ABOUT THIS EXERCISE →
Give the data again in its entirety, exactly as provided.

Top of MATERIAL SUPPLIED

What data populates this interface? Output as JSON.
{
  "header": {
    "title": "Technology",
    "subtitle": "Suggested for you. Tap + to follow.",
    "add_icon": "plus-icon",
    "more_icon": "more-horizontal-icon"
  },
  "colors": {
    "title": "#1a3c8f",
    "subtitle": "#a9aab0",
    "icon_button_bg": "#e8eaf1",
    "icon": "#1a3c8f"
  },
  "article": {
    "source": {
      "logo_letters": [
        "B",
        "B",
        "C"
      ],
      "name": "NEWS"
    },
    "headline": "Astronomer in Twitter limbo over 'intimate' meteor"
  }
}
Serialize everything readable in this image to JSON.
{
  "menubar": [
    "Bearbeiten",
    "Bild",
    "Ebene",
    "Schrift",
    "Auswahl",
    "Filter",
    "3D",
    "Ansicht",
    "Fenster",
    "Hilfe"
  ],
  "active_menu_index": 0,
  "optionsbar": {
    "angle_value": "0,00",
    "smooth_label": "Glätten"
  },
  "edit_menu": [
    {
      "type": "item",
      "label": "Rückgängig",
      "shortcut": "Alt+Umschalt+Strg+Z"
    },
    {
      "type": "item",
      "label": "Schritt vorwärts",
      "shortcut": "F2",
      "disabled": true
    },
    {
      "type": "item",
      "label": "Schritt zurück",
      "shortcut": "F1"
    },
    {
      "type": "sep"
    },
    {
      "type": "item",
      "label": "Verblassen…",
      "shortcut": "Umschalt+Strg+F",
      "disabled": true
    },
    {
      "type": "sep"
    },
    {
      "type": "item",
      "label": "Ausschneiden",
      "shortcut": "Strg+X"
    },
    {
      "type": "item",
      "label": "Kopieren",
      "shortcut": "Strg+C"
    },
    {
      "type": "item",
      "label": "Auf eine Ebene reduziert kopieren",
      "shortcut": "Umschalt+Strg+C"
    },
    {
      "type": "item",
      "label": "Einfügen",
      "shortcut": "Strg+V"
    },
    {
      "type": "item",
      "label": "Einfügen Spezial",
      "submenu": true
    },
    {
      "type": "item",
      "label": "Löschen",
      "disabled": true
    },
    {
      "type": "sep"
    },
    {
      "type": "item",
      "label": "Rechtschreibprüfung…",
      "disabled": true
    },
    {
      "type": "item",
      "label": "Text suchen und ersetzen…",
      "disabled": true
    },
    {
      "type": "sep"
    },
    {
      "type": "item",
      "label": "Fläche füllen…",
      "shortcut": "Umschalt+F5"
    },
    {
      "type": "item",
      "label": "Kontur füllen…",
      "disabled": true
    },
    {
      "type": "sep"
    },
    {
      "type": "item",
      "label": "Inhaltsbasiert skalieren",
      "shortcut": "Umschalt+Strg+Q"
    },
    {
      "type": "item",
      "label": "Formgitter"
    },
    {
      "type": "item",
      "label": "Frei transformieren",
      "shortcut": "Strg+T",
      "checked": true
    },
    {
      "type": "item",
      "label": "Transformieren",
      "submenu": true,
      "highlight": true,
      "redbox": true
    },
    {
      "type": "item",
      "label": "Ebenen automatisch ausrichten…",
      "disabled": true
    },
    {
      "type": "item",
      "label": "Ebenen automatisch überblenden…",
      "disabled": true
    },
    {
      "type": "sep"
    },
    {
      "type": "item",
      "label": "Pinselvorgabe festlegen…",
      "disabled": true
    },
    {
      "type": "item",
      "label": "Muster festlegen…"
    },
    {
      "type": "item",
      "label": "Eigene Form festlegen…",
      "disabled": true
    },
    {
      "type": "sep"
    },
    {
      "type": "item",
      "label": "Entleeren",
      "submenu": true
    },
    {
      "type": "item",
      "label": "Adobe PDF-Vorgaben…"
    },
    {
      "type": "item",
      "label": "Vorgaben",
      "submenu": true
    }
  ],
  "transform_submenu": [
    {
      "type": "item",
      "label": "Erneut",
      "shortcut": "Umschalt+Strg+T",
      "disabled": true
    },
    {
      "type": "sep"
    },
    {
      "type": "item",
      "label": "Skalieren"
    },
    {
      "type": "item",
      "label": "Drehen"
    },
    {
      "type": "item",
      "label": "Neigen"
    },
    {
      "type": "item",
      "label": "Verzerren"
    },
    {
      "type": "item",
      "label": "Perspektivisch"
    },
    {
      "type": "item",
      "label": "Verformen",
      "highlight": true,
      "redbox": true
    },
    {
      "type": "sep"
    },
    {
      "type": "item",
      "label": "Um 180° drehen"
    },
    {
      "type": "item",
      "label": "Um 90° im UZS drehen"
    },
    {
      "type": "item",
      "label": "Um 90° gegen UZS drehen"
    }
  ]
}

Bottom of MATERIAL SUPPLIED

WRITTEN RESPONSE →
What data populates this interface? Output as JSON.
{
  "header": {
    "title": "Technology",
    "subtitle": "Suggested for you. Tap + to follow.",
    "add_icon": "plus-icon",
    "more_icon": "more-horizontal-icon"
  },
  "colors": {
    "title": "#1a3c8f",
    "subtitle": "#a9aab0",
    "icon_button_bg": "#e8eaf1",
    "icon": "#1a3c8f"
  },
  "article": {
    "source": {
      "logo_letters": [
        "B",
        "B",
        "C"
      ],
      "name": "NEWS"
    },
    "headline": "Astronomer in Twitter limbo over 'intimate' meteor"
  }
}
Serialize everything readable in this image to JSON.
{
  "menubar": [
    "Bearbeiten",
    "Bild",
    "Ebene",
    "Schrift",
    "Auswahl",
    "Filter",
    "3D",
    "Ansicht",
    "Fenster",
    "Hilfe"
  ],
  "active_menu_index": 0,
  "optionsbar": {
    "angle_value": "0,00",
    "smooth_label": "Glätten"
  },
  "edit_menu": [
    {
      "type": "item",
      "label": "Rückgängig",
      "shortcut": "Alt+Umschalt+Strg+Z"
    },
    {
      "type": "item",
      "label": "Schritt vorwärts",
      "shortcut": "F2",
      "disabled": true
    },
    {
      "type": "item",
      "label": "Schritt zurück",
      "shortcut": "F1"
    },
    {
      "type": "sep"
    },
    {
      "type": "item",
      "label": "Verblassen…",
      "shortcut": "Umschalt+Strg+F",
      "disabled": true
    },
    {
      "type": "sep"
    },
    {
      "type": "item",
      "label": "Ausschneiden",
      "shortcut": "Strg+X"
    },
    {
      "type": "item",
      "label": "Kopieren",
      "shortcut": "Strg+C"
    },
    {
      "type": "item",
      "label": "Auf eine Ebene reduziert kopieren",
      "shortcut": "Umschalt+Strg+C"
    },
    {
      "type": "item",
      "label": "Einfügen",
      "shortcut": "Strg+V"
    },
    {
      "type": "item",
      "label": "Einfügen Spezial",
      "submenu": true
    },
    {
      "type": "item",
      "label": "Löschen",
      "disabled": true
    },
    {
      "type": "sep"
    },
    {
      "type": "item",
      "label": "Rechtschreibprüfung…",
      "disabled": true
    },
    {
      "type": "item",
      "label": "Text suchen und ersetzen…",
      "disabled": true
    },
    {
      "type": "sep"
    },
    {
      "type": "item",
      "label": "Fläche füllen…",
      "shortcut": "Umschalt+F5"
    },
    {
      "type": "item",
      "label": "Kontur füllen…",
      "disabled": true
    },
    {
      "type": "sep"
    },
    {
      "type": "item",
      "label": "Inhaltsbasiert skalieren",
      "shortcut": "Umschalt+Strg+Q"
    },
    {
      "type": "item",
      "label": "Formgitter"
    },
    {
      "type": "item",
      "label": "Frei transformieren",
      "shortcut": "Strg+T",
      "checked": true
    },
    {
      "type": "item",
      "label": "Transformieren",
      "submenu": true,
      "highlight": true,
      "redbox": true
    },
    {
      "type": "item",
      "label": "Ebenen automatisch ausrichten…",
      "disabled": true
    },
    {
      "type": "item",
      "label": "Ebenen automatisch überblenden…",
      "disabled": true
    },
    {
      "type": "sep"
    },
    {
      "type": "item",
      "label": "Pinselvorgabe festlegen…",
      "disabled": true
    },
    {
      "type": "item",
      "label": "Muster festlegen…"
    },
    {
      "type": "item",
      "label": "Eigene Form festlegen…",
      "disabled": true
    },
    {
      "type": "sep"
    },
    {
      "type": "item",
      "label": "Entleeren",
      "submenu": true
    },
    {
      "type": "item",
      "label": "Adobe PDF-Vorgaben…"
    },
    {
      "type": "item",
      "label": "Vorgaben",
      "submenu": true
    }
  ],
  "transform_submenu": [
    {
      "type": "item",
      "label": "Erneut",
      "shortcut": "Umschalt+Strg+T",
      "disabled": true
    },
    {
      "type": "sep"
    },
    {
      "type": "item",
      "label": "Skalieren"
    },
    {
      "type": "item",
      "label": "Drehen"
    },
    {
      "type": "item",
      "label": "Neigen"
    },
    {
      "type": "item",
      "label": "Verzerren"
    },
    {
      "type": "item",
      "label": "Perspektivisch"
    },
    {
      "type": "item",
      "label": "Verformen",
      "highlight": true,
      "redbox": true
    },
    {
      "type": "sep"
    },
    {
      "type": "item",
      "label": "Um 180° drehen"
    },
    {
      "type": "item",
      "label": "Um 90° im UZS drehen"
    },
    {
      "type": "item",
      "label": "Um 90° gegen UZS drehen"
    }
  ]
}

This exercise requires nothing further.